Data shown:
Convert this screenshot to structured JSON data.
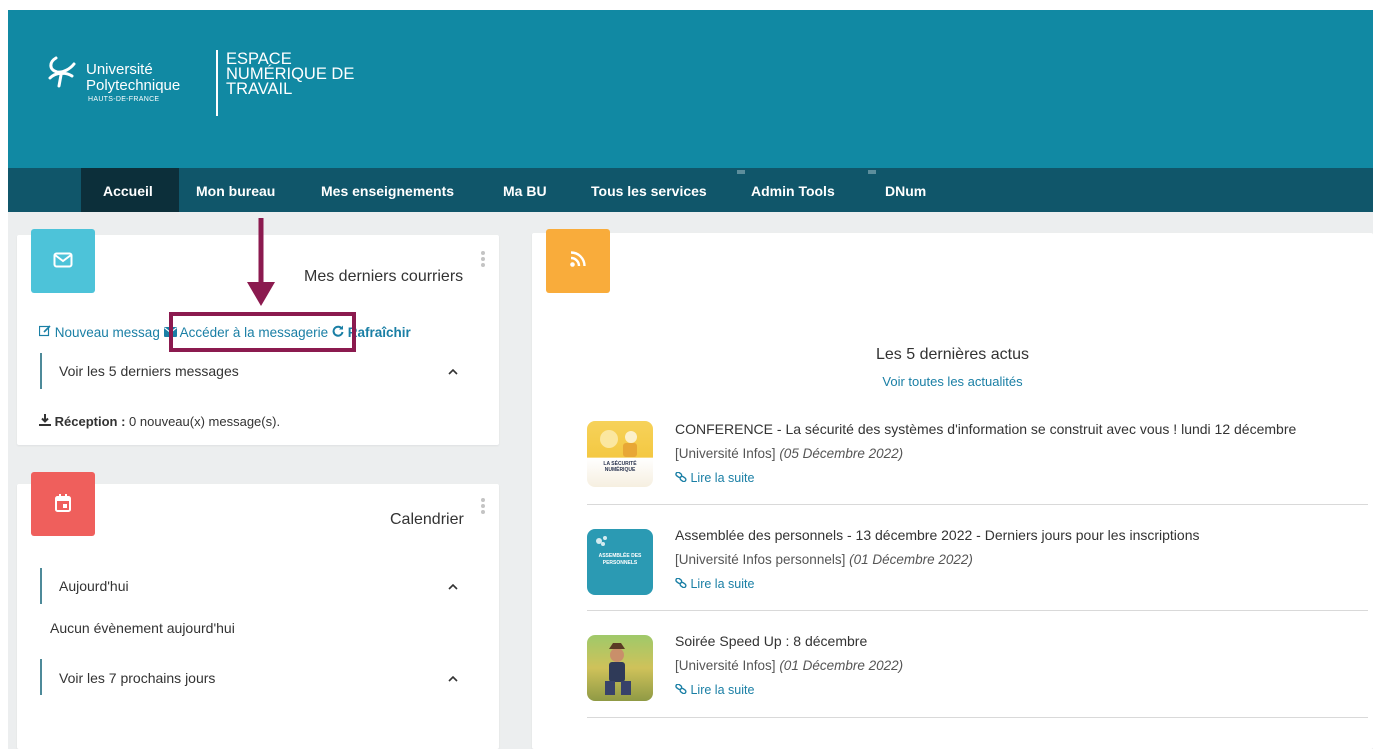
{
  "header": {
    "university_line1": "Université",
    "university_line2": "Polytechnique",
    "university_region": "HAUTS-DE-FRANCE",
    "ent_line1": "ESPACE",
    "ent_line2": "NUMÉRIQUE DE",
    "ent_line3": "TRAVAIL"
  },
  "nav": {
    "items": [
      {
        "label": "Accueil",
        "active": true
      },
      {
        "label": "Mon bureau"
      },
      {
        "label": "Mes enseignements"
      },
      {
        "label": "Ma BU"
      },
      {
        "label": "Tous les services"
      },
      {
        "label": "Admin Tools"
      },
      {
        "label": "DNum"
      }
    ]
  },
  "mail": {
    "title": "Mes derniers courriers",
    "new_message": "Nouveau messag",
    "open_mail": "Accéder à la messagerie",
    "refresh": "Rafraîchir",
    "last_messages": "Voir les 5 derniers messages",
    "inbox_label": "Réception :",
    "inbox_text": "0 nouveau(x) message(s).",
    "icon": "envelope-icon",
    "color": "#4dc3d9"
  },
  "calendar": {
    "title": "Calendrier",
    "today": "Aujourd'hui",
    "no_event": "Aucun évènement aujourd'hui",
    "next_days": "Voir les 7 prochains jours",
    "icon": "calendar-icon",
    "color": "#ef5f5c"
  },
  "news": {
    "icon": "rss-icon",
    "color": "#f9ac3b",
    "heading": "Les 5 dernières actus",
    "see_all": "Voir toutes les actualités",
    "read_more": "Lire la suite",
    "items": [
      {
        "title": "CONFERENCE - La sécurité des systèmes d'information se construit avec vous ! lundi 12 décembre",
        "source": "[Université Infos]",
        "date": "(05 Décembre 2022)",
        "thumb_text": "LA SÉCURITÉ NUMÉRIQUE"
      },
      {
        "title": "Assemblée des personnels - 13 décembre 2022 - Derniers jours pour les inscriptions",
        "source": "[Université Infos personnels]",
        "date": "(01 Décembre 2022)",
        "thumb_text": "ASSEMBLÉE DES PERSONNELS"
      },
      {
        "title": "Soirée Speed Up : 8 décembre",
        "source": "[Université Infos]",
        "date": "(01 Décembre 2022)"
      }
    ]
  },
  "annotation": {
    "color": "#8b1a4f"
  }
}
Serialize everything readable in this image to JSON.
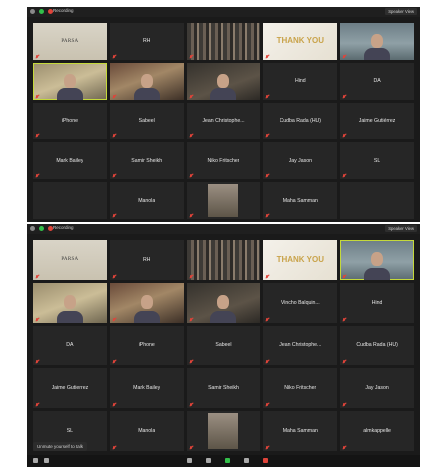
{
  "window_top": {
    "recording_label": "Recording",
    "view_control": "Speaker View",
    "tiles": [
      {
        "type": "video",
        "look": "logo",
        "name": "",
        "logo_text": "PARSA"
      },
      {
        "type": "name",
        "name": "RH"
      },
      {
        "type": "video",
        "look": "shelf",
        "name": ""
      },
      {
        "type": "video",
        "look": "thank",
        "name": "",
        "big_text": "THANK YOU"
      },
      {
        "type": "video",
        "look": "man",
        "name": ""
      },
      {
        "type": "video",
        "look": "room",
        "name": "",
        "speaker": true
      },
      {
        "type": "video",
        "look": "room2",
        "name": ""
      },
      {
        "type": "video",
        "look": "dim",
        "name": ""
      },
      {
        "type": "name",
        "name": "Hind"
      },
      {
        "type": "name",
        "name": "DA"
      },
      {
        "type": "name",
        "name": "iPhone"
      },
      {
        "type": "name",
        "name": "Sabeel"
      },
      {
        "type": "name",
        "name": "Jean Christophe..."
      },
      {
        "type": "name",
        "name": "Cudba Rada (HU)"
      },
      {
        "type": "name",
        "name": "Jaime Gutiérrez"
      },
      {
        "type": "name",
        "name": "Mark Bailey"
      },
      {
        "type": "name",
        "name": "Samir Sheikh"
      },
      {
        "type": "name",
        "name": "Niko Fritscher"
      },
      {
        "type": "name",
        "name": "Jay Jason"
      },
      {
        "type": "name",
        "name": "SL"
      },
      {
        "type": "empty",
        "name": ""
      },
      {
        "type": "name",
        "name": "Manola"
      },
      {
        "type": "thumb",
        "name": ""
      },
      {
        "type": "name",
        "name": "Maha Samman"
      },
      {
        "type": "empty",
        "name": ""
      }
    ]
  },
  "window_bottom": {
    "recording_label": "Recording",
    "view_control": "Speaker View",
    "unmute_tip": "Unmute yourself to talk",
    "tiles": [
      {
        "type": "video",
        "look": "logo",
        "name": "",
        "logo_text": "PARSA"
      },
      {
        "type": "name",
        "name": "RH"
      },
      {
        "type": "video",
        "look": "shelf",
        "name": ""
      },
      {
        "type": "video",
        "look": "thank",
        "name": "",
        "big_text": "THANK YOU"
      },
      {
        "type": "video",
        "look": "man",
        "name": "",
        "speaker": true
      },
      {
        "type": "video",
        "look": "room",
        "name": ""
      },
      {
        "type": "video",
        "look": "room2",
        "name": ""
      },
      {
        "type": "video",
        "look": "dim",
        "name": ""
      },
      {
        "type": "name",
        "name": "Vincho Balquin..."
      },
      {
        "type": "name",
        "name": "Hind"
      },
      {
        "type": "name",
        "name": "DA"
      },
      {
        "type": "name",
        "name": "iPhone"
      },
      {
        "type": "name",
        "name": "Sabeel"
      },
      {
        "type": "name",
        "name": "Jean Christophe..."
      },
      {
        "type": "name",
        "name": "Cudba Rada (HU)"
      },
      {
        "type": "name",
        "name": "Jaime Gutierrez"
      },
      {
        "type": "name",
        "name": "Mark Bailey"
      },
      {
        "type": "name",
        "name": "Samir Sheikh"
      },
      {
        "type": "name",
        "name": "Niko Fritscher"
      },
      {
        "type": "name",
        "name": "Jay Jason"
      },
      {
        "type": "name",
        "name": "SL"
      },
      {
        "type": "name",
        "name": "Manola"
      },
      {
        "type": "thumb",
        "name": ""
      },
      {
        "type": "name",
        "name": "Maha Samman"
      },
      {
        "type": "name",
        "name": "almkappelle"
      }
    ]
  },
  "colors": {
    "speaker_outline": "#c5d93b",
    "tile_bg": "#262626",
    "window_bg": "#1a1a1a",
    "mute_red": "#e0443a",
    "green": "#33c04a"
  },
  "icons": [
    "mute-mic-icon",
    "record-dot-icon",
    "speaker-view-icon"
  ]
}
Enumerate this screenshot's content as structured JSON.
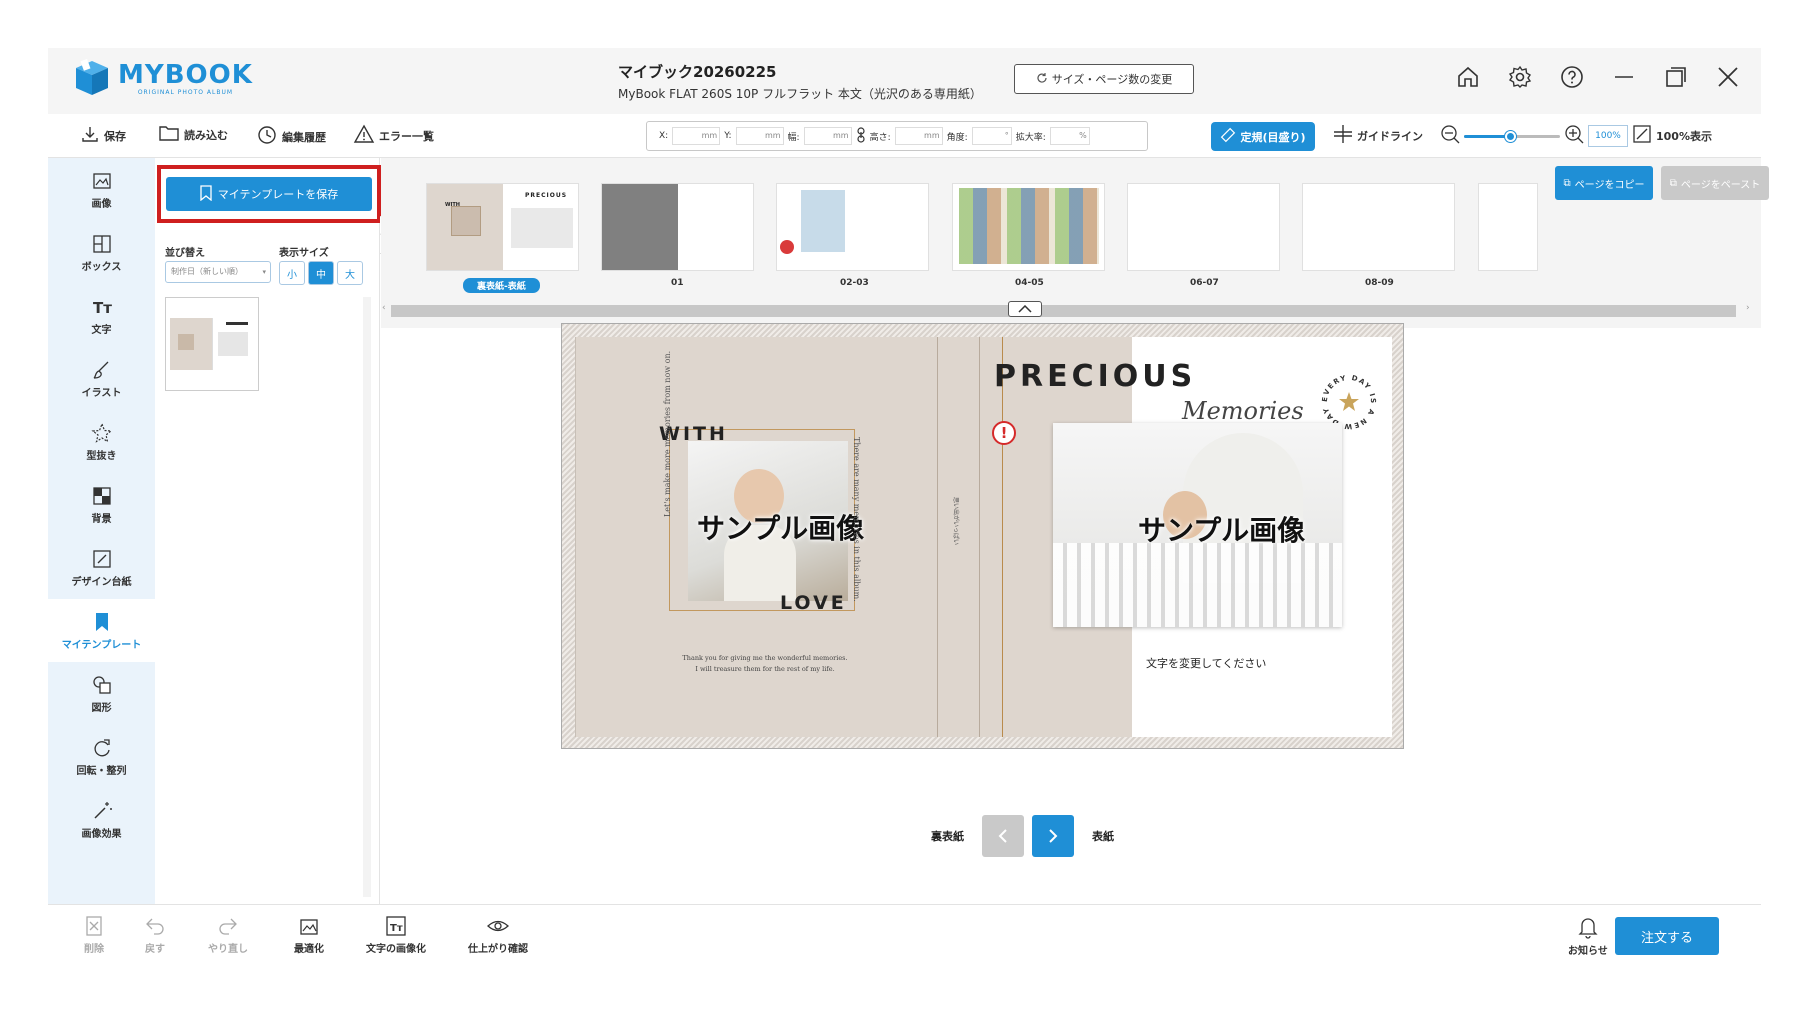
{
  "app": {
    "logo_text": "MYBOOK",
    "logo_sub": "ORIGINAL PHOTO ALBUM",
    "doc_title": "マイブック20260225",
    "doc_subtitle": "MyBook FLAT 260S 10P フルフラット 本文（光沢のある専用紙）",
    "size_change_label": "サイズ・ページ数の変更"
  },
  "window_icons": [
    "home-icon",
    "gear-icon",
    "help-icon",
    "minimize-icon",
    "restore-icon",
    "close-icon"
  ],
  "toolbar": {
    "save_label": "保存",
    "load_label": "読み込む",
    "history_label": "編集履歴",
    "errors_label": "エラー一覧",
    "x_label": "X:",
    "y_label": "Y:",
    "width_label": "幅:",
    "height_label": "高さ:",
    "angle_label": "角度:",
    "zoom_label": "拡大率:",
    "mm_unit": "mm",
    "deg_unit": "°",
    "pct_unit": "%",
    "ruler_label": "定規(目盛り)",
    "guideline_label": "ガイドライン",
    "zoom_value": "100%",
    "zoom_slider_value": 0.5,
    "fit_label": "100%表示"
  },
  "sidebar": {
    "items": [
      {
        "label": "画像",
        "icon": "image-icon"
      },
      {
        "label": "ボックス",
        "icon": "box-icon"
      },
      {
        "label": "文字",
        "icon": "text-icon"
      },
      {
        "label": "イラスト",
        "icon": "brush-icon"
      },
      {
        "label": "型抜き",
        "icon": "star-cutout-icon"
      },
      {
        "label": "背景",
        "icon": "background-icon"
      },
      {
        "label": "デザイン台紙",
        "icon": "design-mount-icon"
      },
      {
        "label": "マイテンプレート",
        "icon": "bookmark-icon",
        "active": true
      },
      {
        "label": "図形",
        "icon": "shape-icon"
      },
      {
        "label": "回転・整列",
        "icon": "rotate-icon"
      },
      {
        "label": "画像効果",
        "icon": "magic-wand-icon"
      }
    ]
  },
  "panel": {
    "save_template_label": "マイテンプレートを保存",
    "sort_label": "並び替え",
    "sort_value": "制作日（新しい順）",
    "display_size_label": "表示サイズ",
    "sizes": [
      "小",
      "中",
      "大"
    ],
    "selected_size": "中"
  },
  "strip": {
    "pages": [
      "裏表紙-表紙",
      "01",
      "02-03",
      "04-05",
      "06-07",
      "08-09"
    ],
    "selected": "裏表紙-表紙",
    "copy_label": "ページをコピー",
    "paste_label": "ページをペースト"
  },
  "spread": {
    "with_text": "WITH",
    "love_text": "LOVE",
    "precious_text": "PRECIOUS",
    "memories_text": "Memories",
    "badge_text": "EVERY DAY IS A NEW DAY",
    "sample_label": "サンプル画像",
    "vertical_left": "Let's make more memories from now on.",
    "vertical_right": "There are many memories in this album.",
    "spine_text": "思い出がいっぱい",
    "thanks_line1": "Thank you for giving me the wonderful memories.",
    "thanks_line2": "I will treasure them for the rest of my life.",
    "edit_text": "文字を変更してください"
  },
  "nav": {
    "back_label": "裏表紙",
    "front_label": "表紙"
  },
  "bottombar": {
    "delete_label": "削除",
    "undo_label": "戻す",
    "redo_label": "やり直し",
    "optimize_label": "最適化",
    "text_to_image_label": "文字の画像化",
    "preview_label": "仕上がり確認",
    "notice_label": "お知らせ",
    "order_label": "注文する"
  },
  "colors": {
    "accent": "#1f8fd6",
    "highlight_frame": "#cf1f1f",
    "cover_beige": "#ded6ce"
  }
}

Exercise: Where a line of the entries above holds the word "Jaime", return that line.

Worked solution:
        "name": "Jaime Gutiérrez"
        "name": "Jaime Gutierrez"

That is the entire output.